* About this exercise: Look at each line of the records and count those with "casey" in them. Please answer with the count alone.

[Data records for software interfaces]
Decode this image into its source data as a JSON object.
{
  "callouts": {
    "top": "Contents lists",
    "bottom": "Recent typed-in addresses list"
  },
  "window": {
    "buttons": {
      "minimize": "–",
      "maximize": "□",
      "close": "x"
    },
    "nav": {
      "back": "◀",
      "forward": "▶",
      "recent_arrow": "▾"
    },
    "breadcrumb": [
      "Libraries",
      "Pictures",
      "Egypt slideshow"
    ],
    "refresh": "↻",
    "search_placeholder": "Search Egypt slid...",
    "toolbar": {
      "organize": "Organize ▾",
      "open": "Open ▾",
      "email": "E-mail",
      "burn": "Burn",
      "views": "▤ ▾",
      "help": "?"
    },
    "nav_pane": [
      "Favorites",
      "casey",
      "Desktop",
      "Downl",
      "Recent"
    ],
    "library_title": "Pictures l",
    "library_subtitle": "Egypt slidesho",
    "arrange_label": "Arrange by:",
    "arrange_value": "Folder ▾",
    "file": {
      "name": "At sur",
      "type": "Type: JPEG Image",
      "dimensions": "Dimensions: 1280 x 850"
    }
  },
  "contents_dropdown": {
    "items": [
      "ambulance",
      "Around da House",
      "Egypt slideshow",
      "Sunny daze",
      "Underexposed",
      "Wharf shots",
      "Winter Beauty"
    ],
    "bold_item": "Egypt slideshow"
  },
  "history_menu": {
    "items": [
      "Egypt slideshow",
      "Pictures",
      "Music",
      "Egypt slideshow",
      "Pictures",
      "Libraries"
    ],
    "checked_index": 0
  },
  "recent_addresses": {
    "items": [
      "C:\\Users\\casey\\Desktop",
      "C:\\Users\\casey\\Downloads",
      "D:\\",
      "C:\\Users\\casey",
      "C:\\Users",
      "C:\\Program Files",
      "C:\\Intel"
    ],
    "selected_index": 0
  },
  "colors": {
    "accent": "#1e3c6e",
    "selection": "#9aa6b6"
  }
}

* Response area: 4